“(…) in many cases, the connection between brands and consumers is either weak or broken. One of the main findings was that the majority of people in Europe would not care if 93% of brands disappeared.”
This is hardly surprising, if we think of our own personal experience – how many brands do we actually care about? Or even, how many brands do we have time to care about?
For a while now we have been hearing of movements that try and go against the grain – Slow Food, Slow Management are just a couple of examples. Many of us are trying to slow down, as we realise that this short termism can be the biggest threat to a company’s future.
Martin Lipton, founding partner of Wachtell, Lipton, Rosen & Katz, specializing in mergers and acquisitions, stated that:
“The effects of short-termism are damaging to the economy as a whole. A firm that invests for the long term will make more investments in future productivity, whether that’s developing lifesaving medicine; building or buying newer, more efficient machinery; or paying for training for its workforce. All of these investments show up immediately as expenses on the balance sheet and reduce profits in the current quarter but raise future productivity of the firm. Incentivising a continuing short-term focus lowers future output, reduces long-term competitiveness, and diminishes future worker productivity and the higher wages that it can bring.”
Some organisations are already taking steps in this direction: Google is involved with The Long Now Foundation, an organisation interested in fostering long term thinking and Evernote dubs itself the 100 year start-up. These are just a couple of examples reflecting what is known as “cathedral thinking” – a term coined after the vision the old medieval cathedral builders had to have, to build something in the long term, even with the knowledge that they might not see its completion.
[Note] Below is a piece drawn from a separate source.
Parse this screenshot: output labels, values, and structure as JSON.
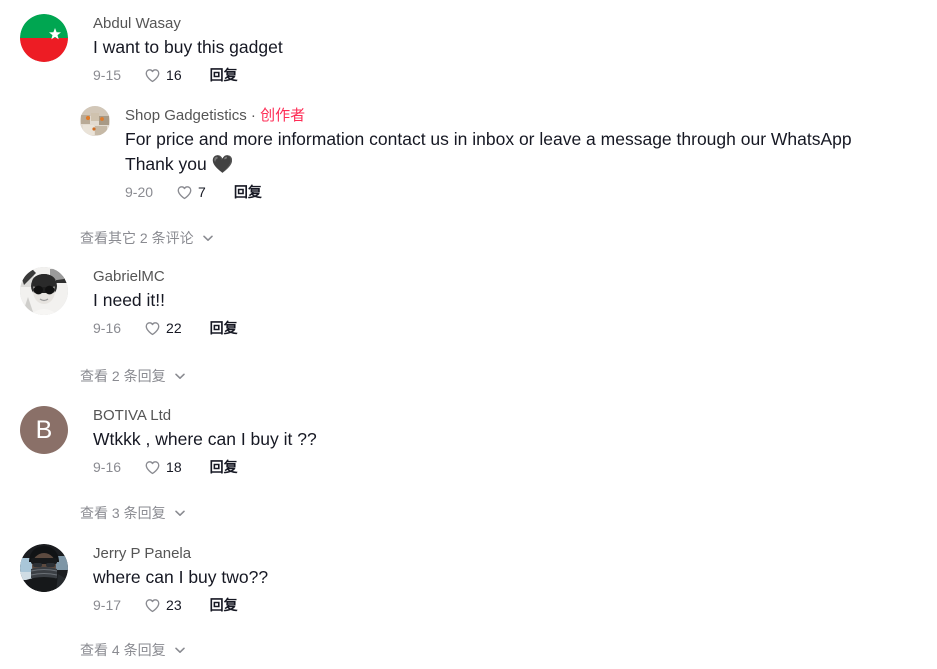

This is the type of mentality that is necessary to build immortal brands, that are meaningful, that last and tap into the consumer’s desire for longevity.
It is now important to start thinking in the long term, plan not just for next month or next year but have a wholesome vision of what you want your organisation to be in the future. Listen to the consumers but also listen to your partners – who knows they will have the idea that will take your vision into the future? Innovation is a process that takes time and effort. You need to be prepared to invest these into your organisation, if you want to make the right decisions that will take your company into the next century, even if you won’t be around to see it.